[App and web page records]
◇ ◇ ◇ ◇

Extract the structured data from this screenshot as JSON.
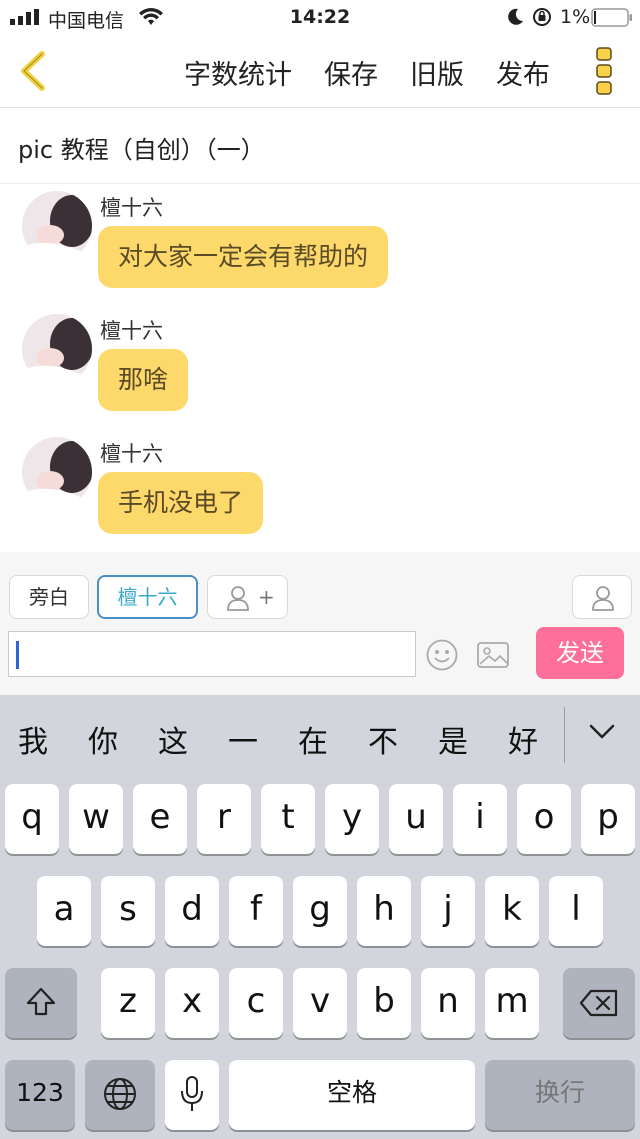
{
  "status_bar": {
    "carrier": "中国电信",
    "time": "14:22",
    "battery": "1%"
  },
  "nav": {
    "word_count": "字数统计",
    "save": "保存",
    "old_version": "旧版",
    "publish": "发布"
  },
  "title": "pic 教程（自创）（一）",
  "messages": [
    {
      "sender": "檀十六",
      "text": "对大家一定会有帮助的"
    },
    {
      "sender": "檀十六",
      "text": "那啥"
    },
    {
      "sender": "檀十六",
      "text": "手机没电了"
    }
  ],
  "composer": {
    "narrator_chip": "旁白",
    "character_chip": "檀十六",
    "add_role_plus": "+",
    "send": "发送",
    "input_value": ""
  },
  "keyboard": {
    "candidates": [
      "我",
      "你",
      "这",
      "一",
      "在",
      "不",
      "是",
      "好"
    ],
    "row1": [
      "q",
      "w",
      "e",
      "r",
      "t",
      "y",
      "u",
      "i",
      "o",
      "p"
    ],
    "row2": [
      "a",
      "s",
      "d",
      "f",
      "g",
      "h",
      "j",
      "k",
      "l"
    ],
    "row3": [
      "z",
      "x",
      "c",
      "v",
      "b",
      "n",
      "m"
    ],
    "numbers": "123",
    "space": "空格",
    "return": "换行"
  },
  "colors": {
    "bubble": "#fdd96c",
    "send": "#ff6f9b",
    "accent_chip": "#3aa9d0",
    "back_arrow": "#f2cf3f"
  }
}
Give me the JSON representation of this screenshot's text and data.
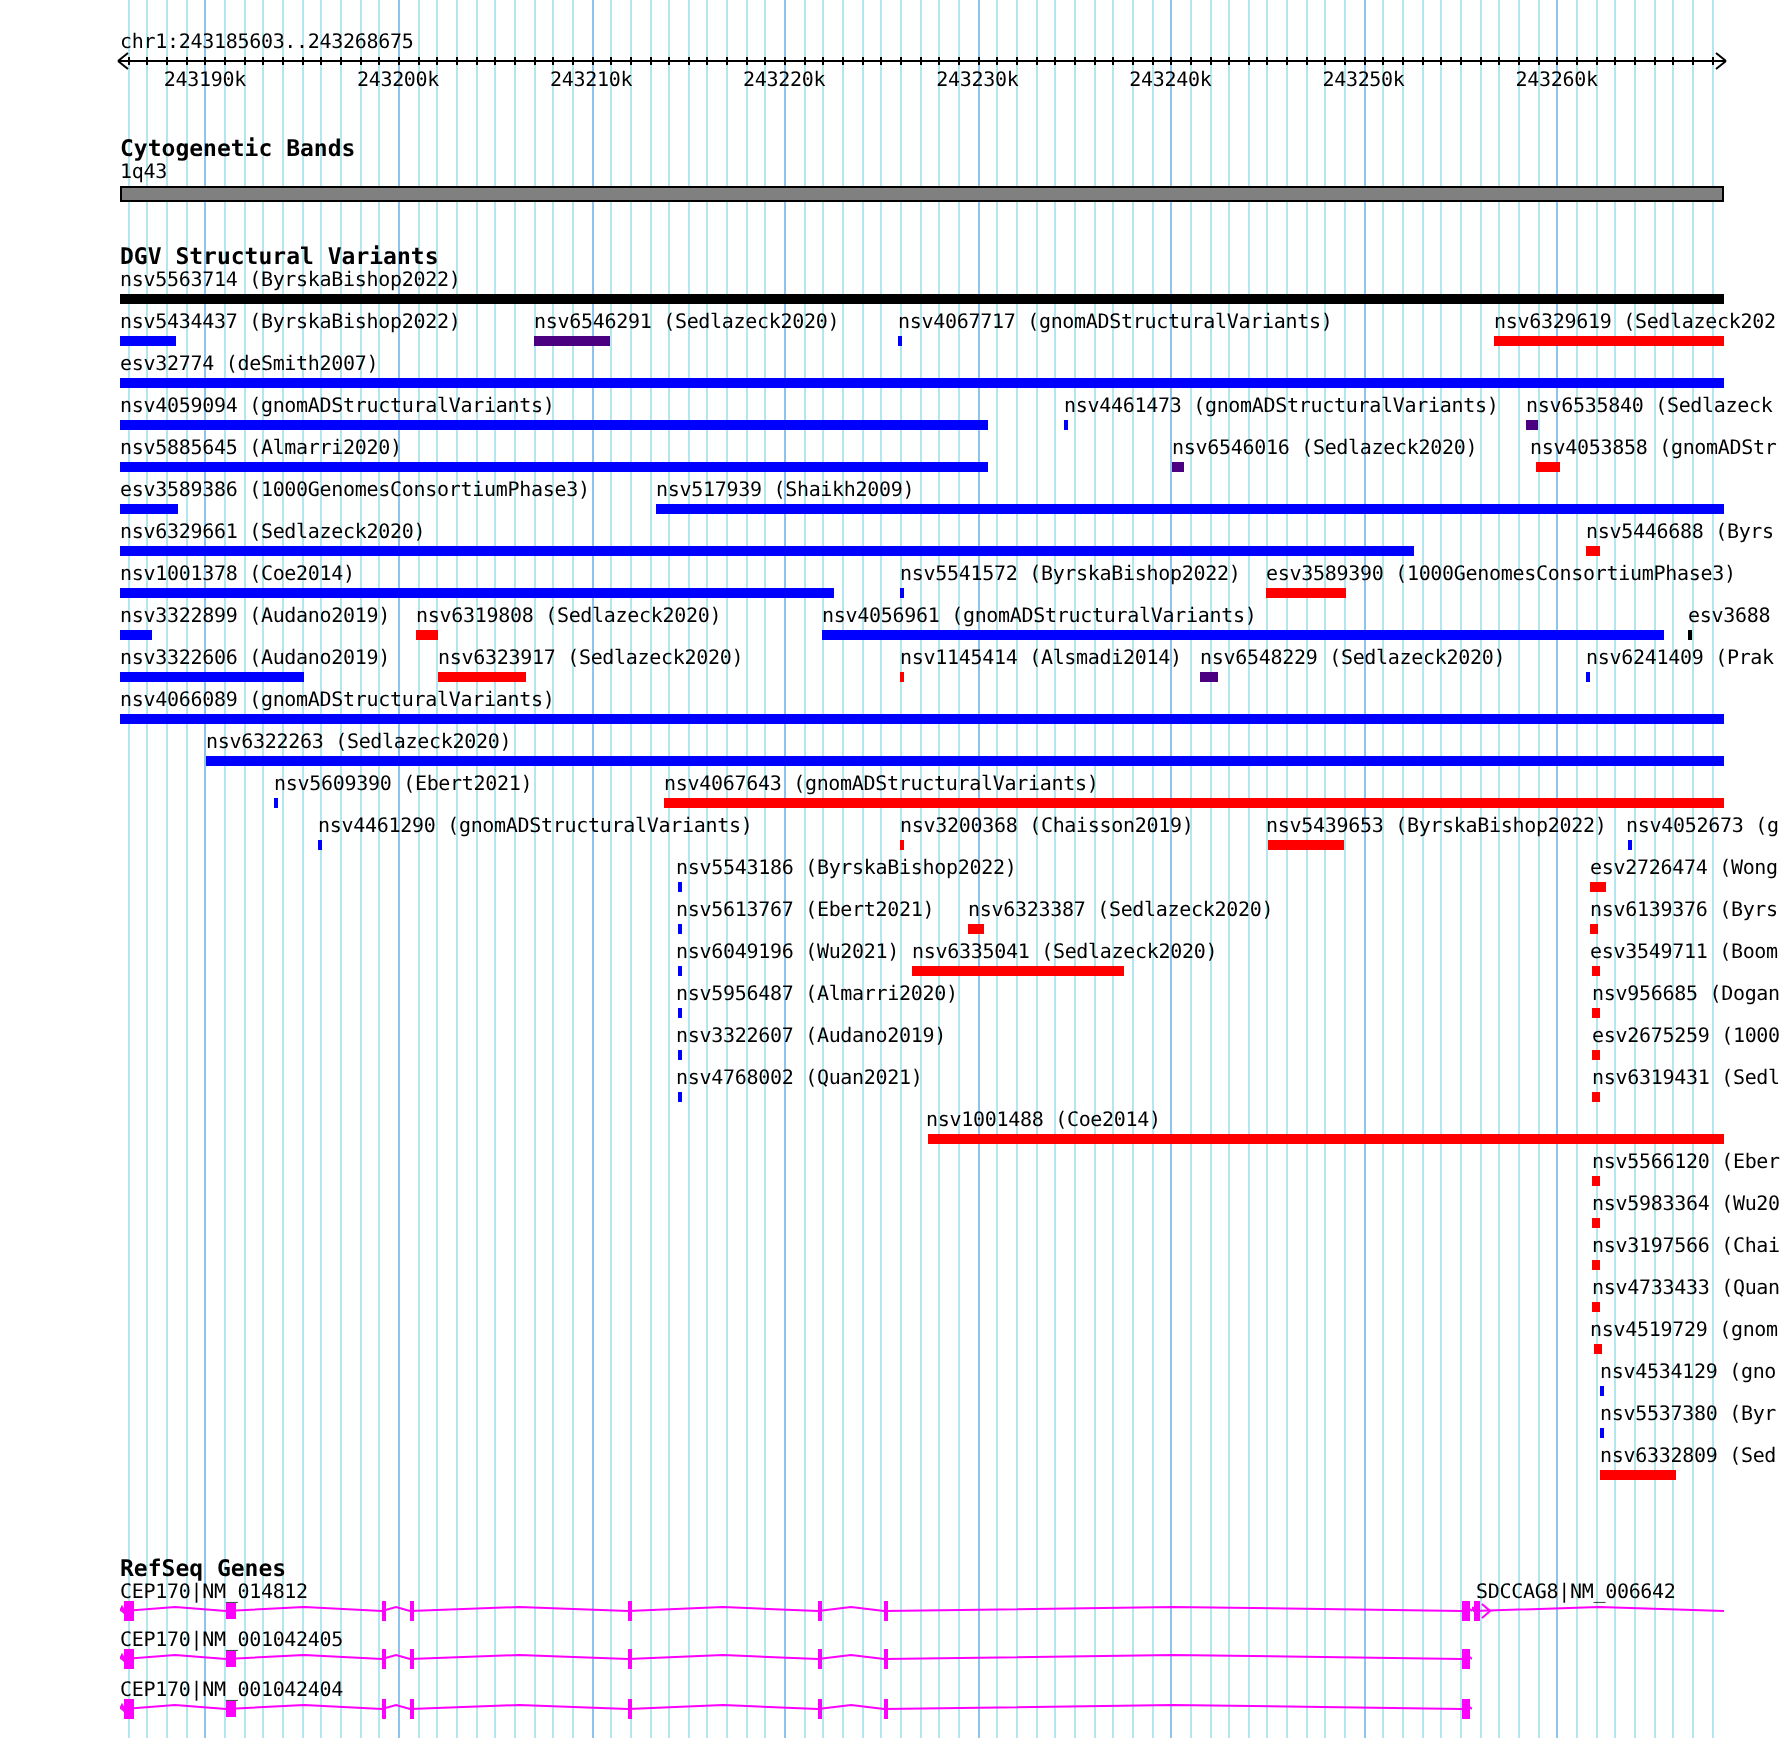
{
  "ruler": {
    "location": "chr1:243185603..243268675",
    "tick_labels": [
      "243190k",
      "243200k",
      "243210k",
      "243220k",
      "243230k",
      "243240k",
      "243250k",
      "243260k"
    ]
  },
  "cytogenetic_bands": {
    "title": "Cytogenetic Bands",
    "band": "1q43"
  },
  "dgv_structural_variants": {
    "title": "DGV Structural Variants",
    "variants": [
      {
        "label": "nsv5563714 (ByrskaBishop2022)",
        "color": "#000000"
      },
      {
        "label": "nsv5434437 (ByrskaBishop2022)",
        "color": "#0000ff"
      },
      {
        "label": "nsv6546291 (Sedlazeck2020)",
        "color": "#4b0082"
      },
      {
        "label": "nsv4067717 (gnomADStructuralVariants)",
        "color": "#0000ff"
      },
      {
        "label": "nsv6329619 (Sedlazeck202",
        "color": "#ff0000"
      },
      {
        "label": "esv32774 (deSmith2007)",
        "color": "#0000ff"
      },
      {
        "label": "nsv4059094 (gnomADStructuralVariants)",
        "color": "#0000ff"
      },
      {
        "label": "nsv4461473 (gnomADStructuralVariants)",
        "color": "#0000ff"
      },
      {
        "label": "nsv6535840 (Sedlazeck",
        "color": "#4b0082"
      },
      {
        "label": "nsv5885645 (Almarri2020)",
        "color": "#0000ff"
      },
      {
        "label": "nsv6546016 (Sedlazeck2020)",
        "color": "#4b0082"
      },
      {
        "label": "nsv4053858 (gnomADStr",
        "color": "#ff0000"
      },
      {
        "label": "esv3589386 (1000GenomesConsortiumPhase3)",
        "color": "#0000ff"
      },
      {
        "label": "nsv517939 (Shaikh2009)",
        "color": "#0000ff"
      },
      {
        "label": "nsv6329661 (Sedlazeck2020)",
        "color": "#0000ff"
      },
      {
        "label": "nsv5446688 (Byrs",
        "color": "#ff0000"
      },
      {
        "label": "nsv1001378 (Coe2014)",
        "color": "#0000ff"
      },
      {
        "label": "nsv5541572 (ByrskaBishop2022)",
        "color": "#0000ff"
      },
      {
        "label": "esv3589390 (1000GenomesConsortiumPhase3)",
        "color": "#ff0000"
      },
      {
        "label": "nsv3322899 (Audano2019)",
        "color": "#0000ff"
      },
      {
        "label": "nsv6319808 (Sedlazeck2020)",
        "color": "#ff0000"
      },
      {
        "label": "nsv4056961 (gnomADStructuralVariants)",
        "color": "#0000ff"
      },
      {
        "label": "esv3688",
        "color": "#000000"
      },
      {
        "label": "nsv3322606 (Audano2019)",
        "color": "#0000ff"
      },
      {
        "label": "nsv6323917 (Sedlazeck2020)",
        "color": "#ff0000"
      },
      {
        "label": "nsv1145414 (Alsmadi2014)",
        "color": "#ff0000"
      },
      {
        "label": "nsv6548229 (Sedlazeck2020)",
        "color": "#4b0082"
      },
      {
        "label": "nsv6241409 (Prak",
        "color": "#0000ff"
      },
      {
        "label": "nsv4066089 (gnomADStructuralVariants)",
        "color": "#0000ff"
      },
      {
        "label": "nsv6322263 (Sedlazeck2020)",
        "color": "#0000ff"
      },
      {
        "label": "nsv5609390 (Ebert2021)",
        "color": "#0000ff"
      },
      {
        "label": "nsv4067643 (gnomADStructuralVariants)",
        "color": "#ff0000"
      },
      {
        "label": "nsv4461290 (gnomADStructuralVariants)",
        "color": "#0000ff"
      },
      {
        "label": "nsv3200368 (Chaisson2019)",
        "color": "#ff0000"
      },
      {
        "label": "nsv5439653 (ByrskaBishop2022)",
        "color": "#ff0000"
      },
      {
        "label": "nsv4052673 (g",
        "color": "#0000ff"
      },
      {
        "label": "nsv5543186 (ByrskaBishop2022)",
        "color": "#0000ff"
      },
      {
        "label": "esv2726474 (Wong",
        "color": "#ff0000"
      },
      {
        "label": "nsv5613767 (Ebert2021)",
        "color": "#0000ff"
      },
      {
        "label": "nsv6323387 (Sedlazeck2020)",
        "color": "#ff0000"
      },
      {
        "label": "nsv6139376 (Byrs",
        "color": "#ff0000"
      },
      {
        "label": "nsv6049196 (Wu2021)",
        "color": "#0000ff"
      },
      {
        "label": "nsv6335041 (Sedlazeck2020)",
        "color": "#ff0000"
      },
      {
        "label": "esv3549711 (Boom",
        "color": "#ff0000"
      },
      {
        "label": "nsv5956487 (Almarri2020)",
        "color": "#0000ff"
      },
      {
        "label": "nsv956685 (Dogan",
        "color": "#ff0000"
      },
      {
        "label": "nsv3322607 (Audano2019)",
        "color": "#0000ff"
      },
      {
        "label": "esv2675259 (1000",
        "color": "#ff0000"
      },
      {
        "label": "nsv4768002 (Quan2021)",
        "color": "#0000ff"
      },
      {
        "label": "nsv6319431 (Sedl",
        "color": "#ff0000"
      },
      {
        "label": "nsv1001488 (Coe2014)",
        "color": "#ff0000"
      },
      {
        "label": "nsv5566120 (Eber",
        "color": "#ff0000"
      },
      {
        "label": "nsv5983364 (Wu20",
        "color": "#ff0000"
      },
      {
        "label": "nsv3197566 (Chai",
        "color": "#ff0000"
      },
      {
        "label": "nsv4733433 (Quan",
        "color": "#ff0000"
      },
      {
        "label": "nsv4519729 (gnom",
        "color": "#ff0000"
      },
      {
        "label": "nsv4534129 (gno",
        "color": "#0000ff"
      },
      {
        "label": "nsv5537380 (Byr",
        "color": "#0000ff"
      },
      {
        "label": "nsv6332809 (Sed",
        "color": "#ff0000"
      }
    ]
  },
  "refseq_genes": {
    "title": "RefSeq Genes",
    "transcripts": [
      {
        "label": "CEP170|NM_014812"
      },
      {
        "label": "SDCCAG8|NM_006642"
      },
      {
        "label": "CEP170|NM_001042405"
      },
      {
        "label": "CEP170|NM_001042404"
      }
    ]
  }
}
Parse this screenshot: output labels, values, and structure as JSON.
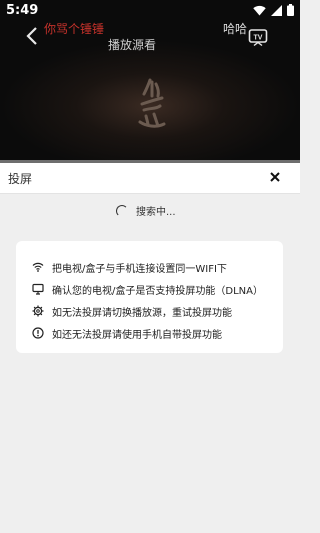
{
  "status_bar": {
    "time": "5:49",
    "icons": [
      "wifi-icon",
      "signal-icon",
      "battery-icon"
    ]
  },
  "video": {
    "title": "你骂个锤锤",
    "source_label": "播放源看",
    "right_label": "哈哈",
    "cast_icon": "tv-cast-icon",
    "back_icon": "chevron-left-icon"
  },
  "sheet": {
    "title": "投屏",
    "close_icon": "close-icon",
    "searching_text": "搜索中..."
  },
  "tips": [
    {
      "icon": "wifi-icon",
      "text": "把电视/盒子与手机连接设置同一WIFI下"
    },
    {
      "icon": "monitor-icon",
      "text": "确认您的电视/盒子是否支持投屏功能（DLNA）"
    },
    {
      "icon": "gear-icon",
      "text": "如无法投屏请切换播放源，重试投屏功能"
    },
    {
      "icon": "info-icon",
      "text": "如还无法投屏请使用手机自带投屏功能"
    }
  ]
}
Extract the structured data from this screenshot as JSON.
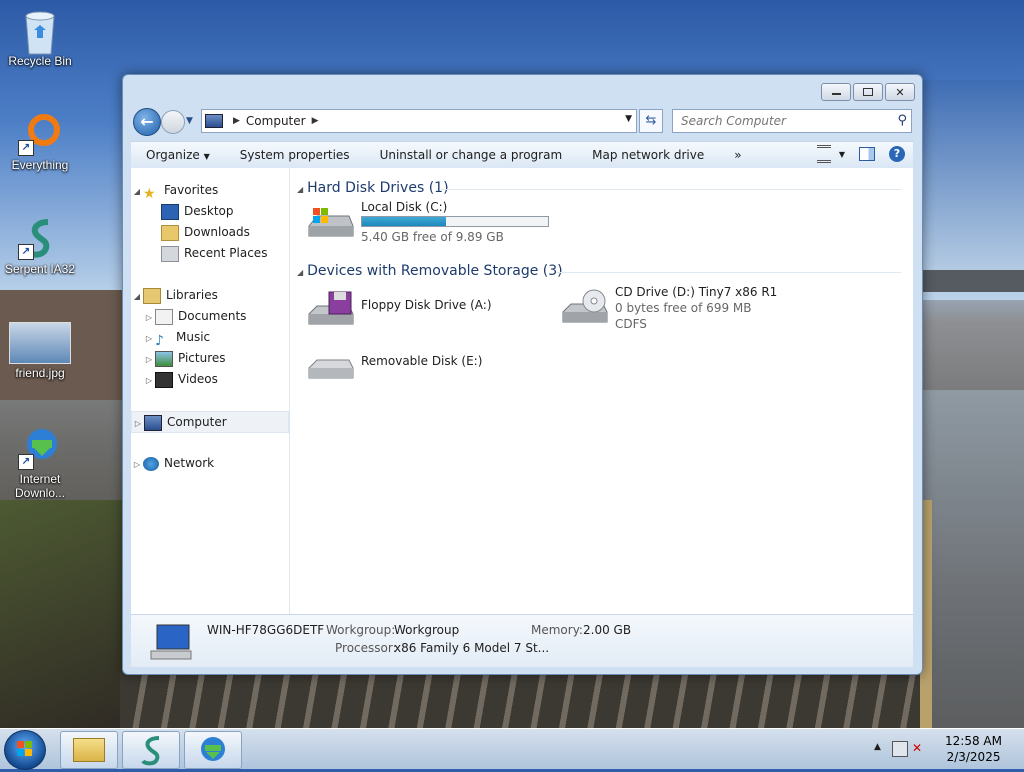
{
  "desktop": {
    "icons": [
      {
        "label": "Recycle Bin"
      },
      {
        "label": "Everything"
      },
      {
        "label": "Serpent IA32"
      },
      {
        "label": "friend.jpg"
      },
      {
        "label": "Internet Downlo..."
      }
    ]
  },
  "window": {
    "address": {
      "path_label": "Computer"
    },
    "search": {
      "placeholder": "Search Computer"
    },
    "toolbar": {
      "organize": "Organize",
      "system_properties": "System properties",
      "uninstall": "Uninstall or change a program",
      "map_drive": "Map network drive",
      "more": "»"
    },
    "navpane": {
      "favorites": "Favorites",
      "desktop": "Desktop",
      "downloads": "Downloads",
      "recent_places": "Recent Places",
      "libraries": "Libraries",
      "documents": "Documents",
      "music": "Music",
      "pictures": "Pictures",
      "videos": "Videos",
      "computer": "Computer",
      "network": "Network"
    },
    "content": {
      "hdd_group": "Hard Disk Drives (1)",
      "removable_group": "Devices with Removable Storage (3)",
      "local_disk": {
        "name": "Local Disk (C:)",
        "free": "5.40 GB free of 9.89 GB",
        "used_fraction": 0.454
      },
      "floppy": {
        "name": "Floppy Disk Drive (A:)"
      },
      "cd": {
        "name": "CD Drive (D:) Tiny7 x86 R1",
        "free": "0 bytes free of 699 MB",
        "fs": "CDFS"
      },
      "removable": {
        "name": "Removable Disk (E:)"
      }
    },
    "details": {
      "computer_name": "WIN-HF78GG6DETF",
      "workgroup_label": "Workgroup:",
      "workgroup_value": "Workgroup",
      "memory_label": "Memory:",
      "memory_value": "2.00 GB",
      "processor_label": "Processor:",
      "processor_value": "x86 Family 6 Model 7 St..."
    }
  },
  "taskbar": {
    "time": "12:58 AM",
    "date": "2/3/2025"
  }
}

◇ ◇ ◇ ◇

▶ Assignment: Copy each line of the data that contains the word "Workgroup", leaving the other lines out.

▶ Written response:
      "workgroup_label": "Workgroup:",
      "workgroup_value": "Workgroup",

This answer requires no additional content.